Tuesday 19 April 2016
Llanelli to Llanmadoc, Gower
Tallizmand Guest House
A big breakfast set me on my way for the second half of the Millenium Coastal Park.
Llanelli seems to be expanding and regenerating; I counted 3 new housing estates fronting onto the Loughor Estuary. In the 19th Century Machynys (translated to mean Monk’s Island, even though it’s not an island but there might have been a monastery here to St Piro) was the industrial heart of Llanelli. According to what I read there had been 3 iron foundaries 3 chemical works, steel and tinplate works, a brickworks and of course the floating dock and railway line to deal with all of the industry and the output from the coalfields further up the valley. Now the land has been regenerated and there is a golf course and the Millenium Coastal Park.
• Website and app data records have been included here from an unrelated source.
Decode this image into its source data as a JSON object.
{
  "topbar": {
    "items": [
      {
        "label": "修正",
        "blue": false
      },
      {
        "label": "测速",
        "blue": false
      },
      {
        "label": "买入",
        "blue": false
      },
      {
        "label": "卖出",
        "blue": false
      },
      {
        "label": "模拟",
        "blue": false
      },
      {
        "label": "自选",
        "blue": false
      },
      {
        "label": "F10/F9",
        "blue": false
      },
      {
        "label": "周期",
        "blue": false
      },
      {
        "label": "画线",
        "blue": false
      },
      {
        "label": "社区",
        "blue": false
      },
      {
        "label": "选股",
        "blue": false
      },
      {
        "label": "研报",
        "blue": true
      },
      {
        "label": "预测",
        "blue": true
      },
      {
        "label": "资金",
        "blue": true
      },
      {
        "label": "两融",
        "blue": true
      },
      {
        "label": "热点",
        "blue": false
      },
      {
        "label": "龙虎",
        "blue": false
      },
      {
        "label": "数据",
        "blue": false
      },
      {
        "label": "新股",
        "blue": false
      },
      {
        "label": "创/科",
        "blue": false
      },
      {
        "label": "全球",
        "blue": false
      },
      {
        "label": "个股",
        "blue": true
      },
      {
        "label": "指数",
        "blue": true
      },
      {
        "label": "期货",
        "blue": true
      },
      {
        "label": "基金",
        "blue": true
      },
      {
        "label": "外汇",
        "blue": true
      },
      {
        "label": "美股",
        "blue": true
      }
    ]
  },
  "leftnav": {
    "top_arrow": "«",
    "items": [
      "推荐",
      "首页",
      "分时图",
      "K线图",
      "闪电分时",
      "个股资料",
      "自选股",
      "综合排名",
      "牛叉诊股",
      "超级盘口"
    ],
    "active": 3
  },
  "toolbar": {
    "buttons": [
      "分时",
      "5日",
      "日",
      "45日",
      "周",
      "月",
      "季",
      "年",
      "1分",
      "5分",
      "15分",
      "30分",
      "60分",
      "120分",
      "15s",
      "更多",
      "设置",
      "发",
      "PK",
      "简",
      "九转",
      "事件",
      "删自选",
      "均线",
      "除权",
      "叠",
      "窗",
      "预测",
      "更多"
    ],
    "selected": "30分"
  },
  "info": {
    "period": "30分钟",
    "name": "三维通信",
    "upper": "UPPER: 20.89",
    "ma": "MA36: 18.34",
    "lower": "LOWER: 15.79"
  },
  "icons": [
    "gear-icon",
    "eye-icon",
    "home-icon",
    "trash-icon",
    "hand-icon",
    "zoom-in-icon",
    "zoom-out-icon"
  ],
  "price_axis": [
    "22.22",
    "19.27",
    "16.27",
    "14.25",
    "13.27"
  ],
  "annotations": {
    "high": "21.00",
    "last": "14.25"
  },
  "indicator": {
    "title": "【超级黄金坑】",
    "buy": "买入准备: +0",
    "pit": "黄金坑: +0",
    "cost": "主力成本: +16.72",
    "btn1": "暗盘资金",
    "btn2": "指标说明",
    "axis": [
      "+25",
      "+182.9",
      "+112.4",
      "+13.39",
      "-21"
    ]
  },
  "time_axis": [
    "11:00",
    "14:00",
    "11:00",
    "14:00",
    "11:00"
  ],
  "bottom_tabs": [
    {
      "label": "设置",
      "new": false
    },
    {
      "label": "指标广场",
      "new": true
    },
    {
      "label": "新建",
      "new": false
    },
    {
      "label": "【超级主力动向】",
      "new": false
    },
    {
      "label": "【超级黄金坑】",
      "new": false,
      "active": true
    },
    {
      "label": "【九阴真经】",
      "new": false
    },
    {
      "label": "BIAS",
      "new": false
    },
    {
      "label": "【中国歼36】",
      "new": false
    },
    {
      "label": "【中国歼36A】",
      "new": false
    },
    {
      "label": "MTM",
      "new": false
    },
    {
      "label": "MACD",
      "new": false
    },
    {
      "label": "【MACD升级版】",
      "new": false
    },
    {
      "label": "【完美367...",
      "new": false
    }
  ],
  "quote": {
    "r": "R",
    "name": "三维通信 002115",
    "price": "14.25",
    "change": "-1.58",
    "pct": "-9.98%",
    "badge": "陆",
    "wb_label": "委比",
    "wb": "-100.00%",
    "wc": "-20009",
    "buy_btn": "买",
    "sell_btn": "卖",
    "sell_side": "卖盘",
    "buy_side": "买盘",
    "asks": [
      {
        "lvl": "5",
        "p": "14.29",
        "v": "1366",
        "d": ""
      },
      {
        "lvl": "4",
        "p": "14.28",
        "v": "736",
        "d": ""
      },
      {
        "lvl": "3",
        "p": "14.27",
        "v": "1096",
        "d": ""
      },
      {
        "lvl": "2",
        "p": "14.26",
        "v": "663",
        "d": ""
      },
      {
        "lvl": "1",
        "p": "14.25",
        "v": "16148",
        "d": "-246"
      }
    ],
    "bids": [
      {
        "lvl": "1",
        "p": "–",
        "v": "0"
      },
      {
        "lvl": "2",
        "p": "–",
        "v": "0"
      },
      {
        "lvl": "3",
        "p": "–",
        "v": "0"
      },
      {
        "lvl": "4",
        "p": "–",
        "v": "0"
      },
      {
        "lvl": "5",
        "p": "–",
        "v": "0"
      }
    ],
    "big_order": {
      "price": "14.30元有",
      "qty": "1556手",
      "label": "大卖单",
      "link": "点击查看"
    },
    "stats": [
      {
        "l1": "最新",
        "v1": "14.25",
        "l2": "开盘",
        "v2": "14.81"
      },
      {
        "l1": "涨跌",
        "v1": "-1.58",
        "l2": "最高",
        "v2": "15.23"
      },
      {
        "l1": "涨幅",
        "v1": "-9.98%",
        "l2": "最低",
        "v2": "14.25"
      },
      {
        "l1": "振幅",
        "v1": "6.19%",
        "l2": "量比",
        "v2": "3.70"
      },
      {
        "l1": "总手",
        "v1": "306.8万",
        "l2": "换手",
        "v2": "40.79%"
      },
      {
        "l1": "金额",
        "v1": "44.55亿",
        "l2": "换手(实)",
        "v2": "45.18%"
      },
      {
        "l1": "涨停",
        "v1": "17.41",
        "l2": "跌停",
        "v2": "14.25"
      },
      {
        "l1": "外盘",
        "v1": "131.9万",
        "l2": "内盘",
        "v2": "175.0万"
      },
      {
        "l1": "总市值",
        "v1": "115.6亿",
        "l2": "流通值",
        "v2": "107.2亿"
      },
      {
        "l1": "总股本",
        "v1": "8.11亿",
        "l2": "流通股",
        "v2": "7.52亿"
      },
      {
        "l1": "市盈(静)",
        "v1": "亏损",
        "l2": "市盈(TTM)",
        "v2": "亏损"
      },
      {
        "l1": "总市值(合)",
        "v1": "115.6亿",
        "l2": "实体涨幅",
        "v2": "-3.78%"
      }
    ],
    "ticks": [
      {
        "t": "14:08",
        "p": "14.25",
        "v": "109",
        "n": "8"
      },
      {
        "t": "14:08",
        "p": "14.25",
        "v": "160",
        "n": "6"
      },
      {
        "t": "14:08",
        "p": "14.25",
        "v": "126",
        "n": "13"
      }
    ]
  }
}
Indeed the golf course was on the site of a former village, Bwlch y Gwynt, that was cleared for regeneration in 1973, signifying the loss of a community (although the football team is still going).
There is a lot of marshland either side of the Loughor Estuary, and the Llanelli side has an area set aside for a Wildlife and Wetlands Centre. I really needed the loo and so headed to the centre to use the facilities. Fortunately no one noticed me walk in because it was only when I exited that I realised I should have paid to go in the place. They have a really good lookout across the marsh and there were lots of birds to watch.
I crossed the Loughor Bridge, left Carmarthenshire behind and entered Swansea and The Gower.
The path headed inland slightly, following the Gower Trail, to skirt the marshes. A few muddy fields later and I was in Crofty, where I stopped at the CKs supermarket to get some lunch.
As the tide was out I was able to walk the low road that skirts the edge of Llanrhidian Marsh. I stopped at a pub in Llanrhidian for a coffee, but it wasn’t the one with the Gower Brewery.
The sun came out as I neared my destination and I had good views across the Loughor to Burry Port and Pembroke. The marshes reminded me of Cumbria, except instead of cattle grazing there were horses roaming these marshes.
Just before Whiteford Burrows, a sandy and woody spit at the entrance to the estuary, I headed up the hill to Llanmadoc and my lovely accommodation. I had decided not to camp because the only campsite had such terrible reviews that I didn’t want to give my money to the owners (the B&B owners later confirmed their bad reputation). After such a long day I felt I deserved my pint of Gower Gold and an amazing Welsh lamb dinner.